Blue Jays host White Sox, try again for .500 (Jun 16, 2017)
TORONTO -- Toronto Blue Jays right-hander Joe Biagini will be going for his second victory of the season Friday night against the Chicago White Sox.
If he can do it, there will be a more important team result. It would put the Blue Jays at .500 for the first time this season.
The .500 plateau has been elusive for the Blue Jays after they started the season 2-11. This will be the Blue Jays' seventh attempt to reach the break-even point this season.
The Blue Jays (32-33), after gaining a split in a two-game series against the Tampa Bay Rays with a 7-6 victory on Wednesday, had Thursday off as the White Sox (29-36) defeated the Baltimore Orioles 5-2 to take the four-game series with three wins.
Rookie Matt Davidson homered for the fourth straight game Thursday for the White Sox and leads the team with 14 home runs on the season. Alex Rios in 2013 is the last White Sox player to homer in four straight games.

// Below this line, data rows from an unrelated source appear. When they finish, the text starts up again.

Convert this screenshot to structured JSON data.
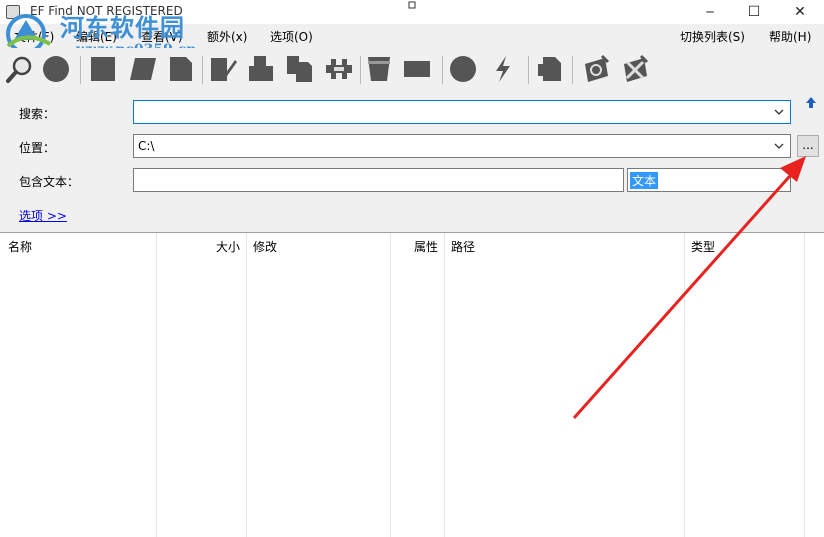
{
  "window": {
    "title": "EF Find NOT REGISTERED",
    "minimize_glyph": "─",
    "maximize_glyph": "☐",
    "close_glyph": "✕"
  },
  "watermark": {
    "title": "河东软件园",
    "url": "www.pc0359.cn"
  },
  "menu": {
    "file": "文件(F)",
    "edit": "编辑(E)",
    "view": "查看(V)",
    "extra": "额外(x)",
    "options": "选项(O)",
    "switch_list": "切换列表(S)",
    "help": "帮助(H)"
  },
  "toolbar": {
    "icons": [
      "magnifier-icon",
      "circle-icon",
      "square-icon",
      "parallelogram-icon",
      "page-icon",
      "page-edit-icon",
      "page-split-icon",
      "pages-icon",
      "caliper-icon",
      "cup-icon",
      "chip-icon",
      "ball-icon",
      "bolt-icon",
      "folder-page-icon",
      "gear-page-icon",
      "gear-tool-icon"
    ]
  },
  "form": {
    "search_label": "搜索：",
    "search_value": "",
    "location_label": "位置：",
    "location_value": "C:\\",
    "contains_label": "包含文本：",
    "contains_value": "",
    "text_type": "文本",
    "browse_label": "...",
    "options_link": "选项 >>"
  },
  "list": {
    "columns": [
      "名称",
      "大小",
      "修改",
      "属性",
      "路径",
      "类型"
    ]
  },
  "colors": {
    "annotation_arrow": "#e8231f",
    "link": "#0000ee",
    "selection": "#3399ff",
    "watermark": "#3d8fd6"
  }
}
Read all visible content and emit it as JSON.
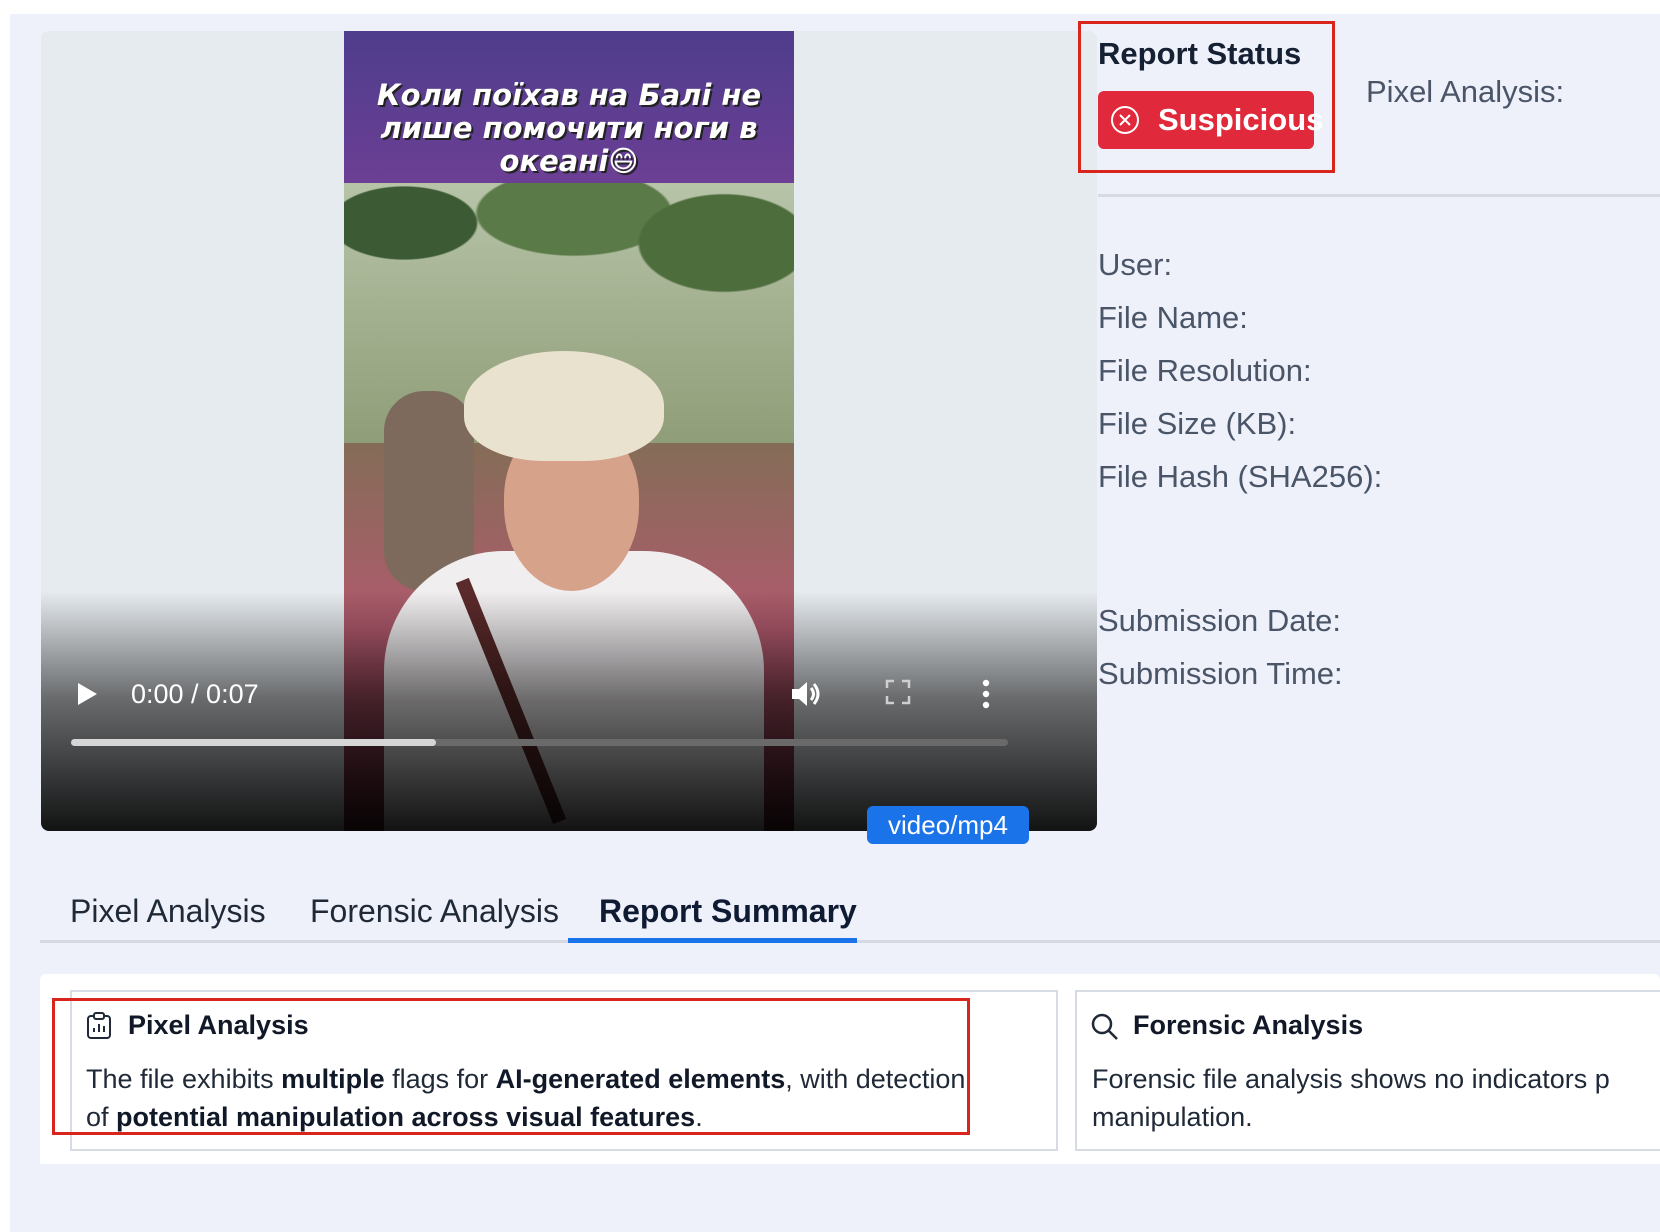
{
  "video": {
    "caption": "Коли поїхав на Балі не лише помочити ноги в океані😄",
    "time": "0:00 / 0:07",
    "progress_fraction": 0.39,
    "mime_type": "video/mp4",
    "icons": {
      "play": "play-icon",
      "volume": "volume-icon",
      "fullscreen": "fullscreen-icon",
      "more": "more-vertical-icon"
    }
  },
  "report_status": {
    "title": "Report Status",
    "status_label": "Suspicious",
    "status_icon": "x-circle-icon",
    "status_color": "#e0293a",
    "highlight_color": "#d9261c"
  },
  "pixel_analysis_label": "Pixel Analysis:",
  "metadata": {
    "user": "User:",
    "file_name": "File Name:",
    "file_resolution": "File Resolution:",
    "file_size": "File Size (KB):",
    "file_hash": "File Hash (SHA256):",
    "submission_date": "Submission Date:",
    "submission_time": "Submission Time:"
  },
  "tabs": [
    {
      "label": "Pixel Analysis",
      "active": false
    },
    {
      "label": "Forensic Analysis",
      "active": false
    },
    {
      "label": "Report Summary",
      "active": true
    }
  ],
  "accent_color": "#1a73e8",
  "summary": {
    "pixel": {
      "title": "Pixel Analysis",
      "icon": "clipboard-chart-icon",
      "text_parts": [
        {
          "t": "The file exhibits ",
          "b": false
        },
        {
          "t": "multiple",
          "b": true
        },
        {
          "t": " flags for ",
          "b": false
        },
        {
          "t": "AI-generated elements",
          "b": true
        },
        {
          "t": ", with detection of ",
          "b": false
        },
        {
          "t": "potential manipulation across visual features",
          "b": true
        },
        {
          "t": ".",
          "b": false
        }
      ]
    },
    "forensic": {
      "title": "Forensic Analysis",
      "icon": "search-icon",
      "text": "Forensic file analysis shows no indicators p manipulation."
    }
  }
}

The club record for homers in consecutive games is five, which has been accomplished by six players seven times. A.J. Pierzynski was the last to do it in 2012. Frank Thomas accomplished the feat twice. Paul Konerko, Ron Kittle, Carlos Lee and Greg Luzinski also have hit homers in five straight games for the White Sox.

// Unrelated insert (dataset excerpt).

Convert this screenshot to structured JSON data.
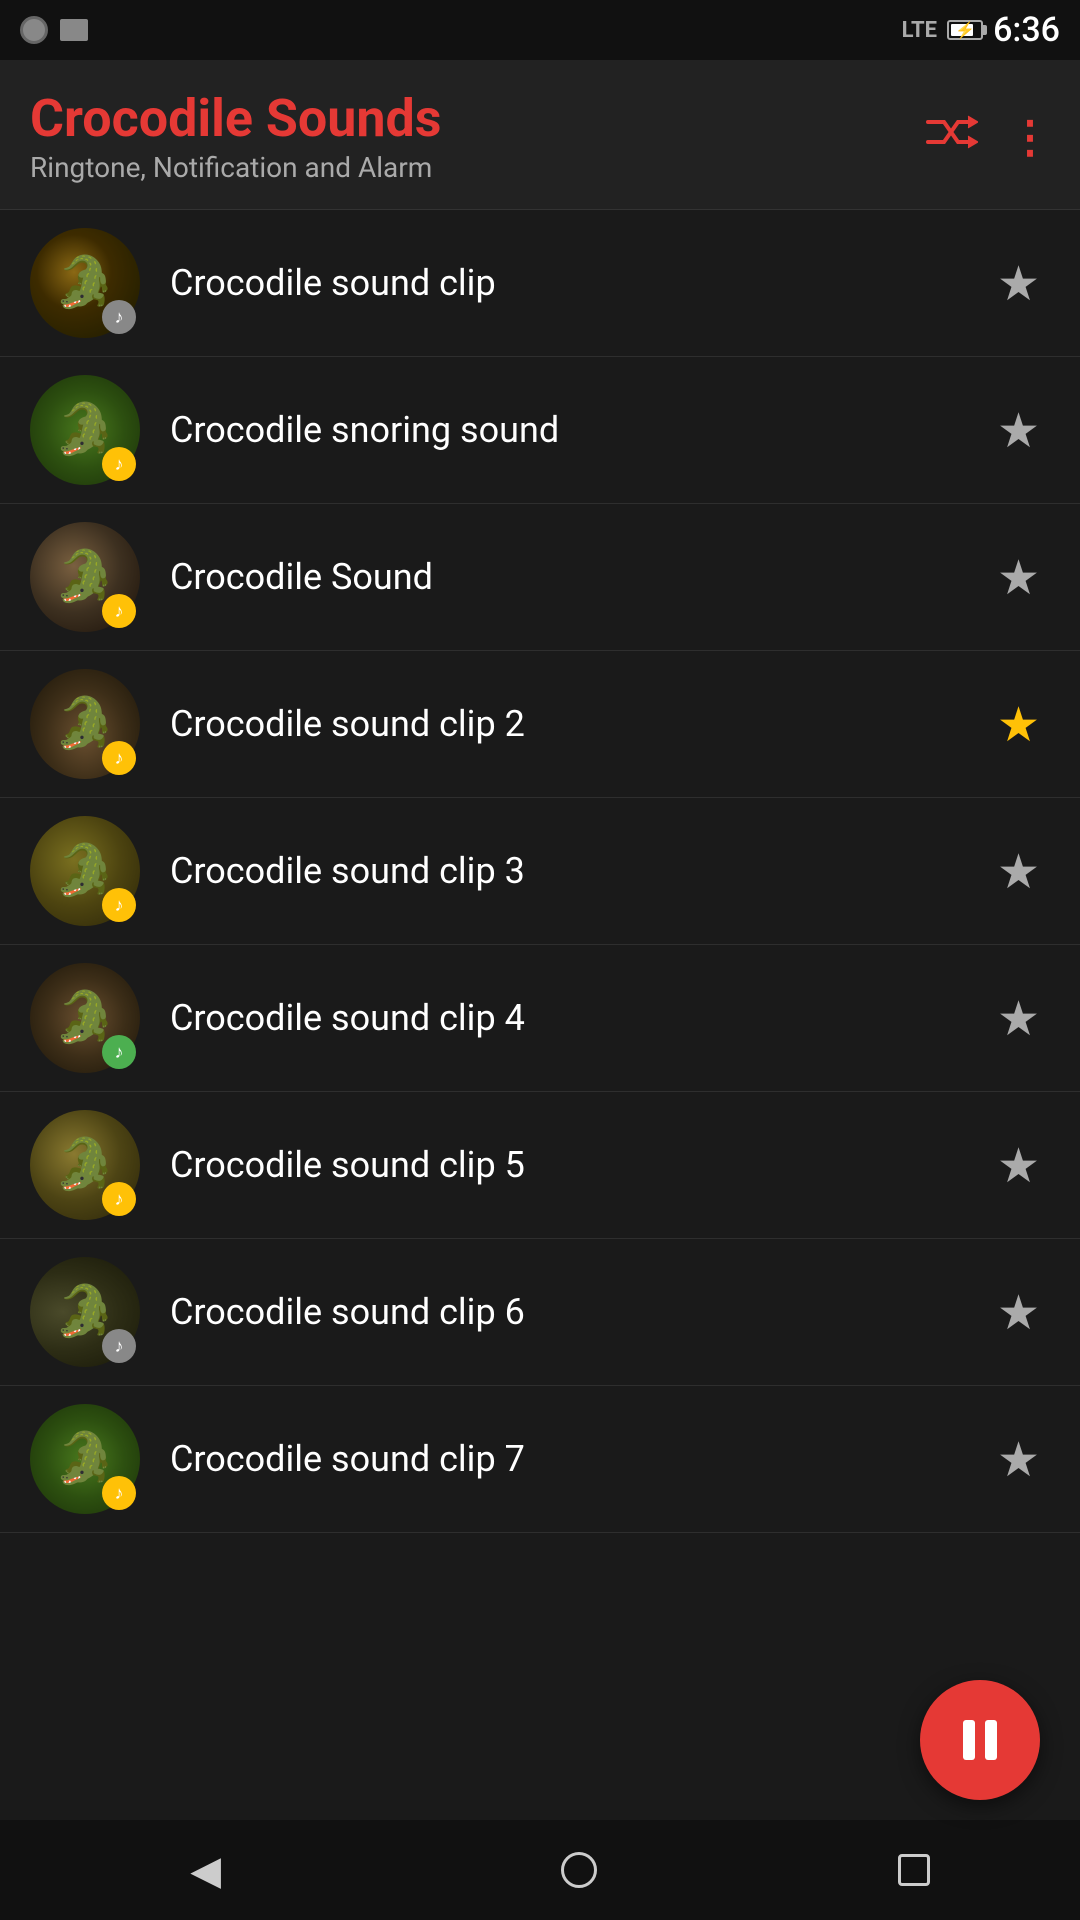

"I'm just trying to ignore everything outside and take every pitch for what it's worth and be relaxed up there," Davidson said. "Control my tension, try to have good at-bats and put good swings on the ball. I came off a bad two weeks and now four good games in a row. I know there are ups and downs but it is pretty fun doing that."
"He's been able to drive the ball out of the ballpark," White Sox manager Rick Renteria said. "He's been able to get to pitches he can handle."
The White Sox will start left-hander Jose Quintana (2-8, 5.30 ERA) on Friday against Biagini (1-5, 3.38) in the opener of the three-game series at the Rogers Centre.
Quintana is 0-4 with a 6.51 ERA over his past seven starts and has not won since May 2 at Kansas City, when he pitched eight scoreless innings. His 2.65 run support is the lowest in the major leagues.
He is 5-2 with a 1.67 ERA in eight career starts against the Blue Jays. He earned the win in his only start last season on April 27 at the Rogers Centre when he pitched six scoreless innings. He is 4-0 with a 0.68 ERA in four career starts at Toronto.
Biagini will be looking for his first win since May 12, his second start of the season and of his major league career. He is 1-4 with a 3.38 ERA in seven starts since moving from the bullpen May 7.
He has gone seven innings in each of his past starts and the Blue Jays face a decision of whether to keep him in the rotation or return him to the bullpen when Aaron Sanchez returns from a finger injury.
"It's a good problem to have and we'll worry about it when the time comes," Blue Jays pitching coach Pete Walker told the Toronto Sun. "When Aaron comes back, we'll make that decision. But Joe's throwing the ball great. Certainly, in some ways he's exceeding our expectations in the rotation and getting deep into ball games. He's got the weapons to pitch in that rotation and have success.
"We got a small sample size during spring training, but any time you transition someone into the rotation during the season and someone who hasn't started at the major league level, that's not easy. He really has done an outstanding job. Getting deep into games and attacking hitters early in counts ... I think he's settling in."
"It's nice to get the opportunity to play and to contribute and keep it close," Biagini said. "It's fascinating how much you can learn from each game you've played. It doesn't hurt your confidence to get into a little bit of a groove."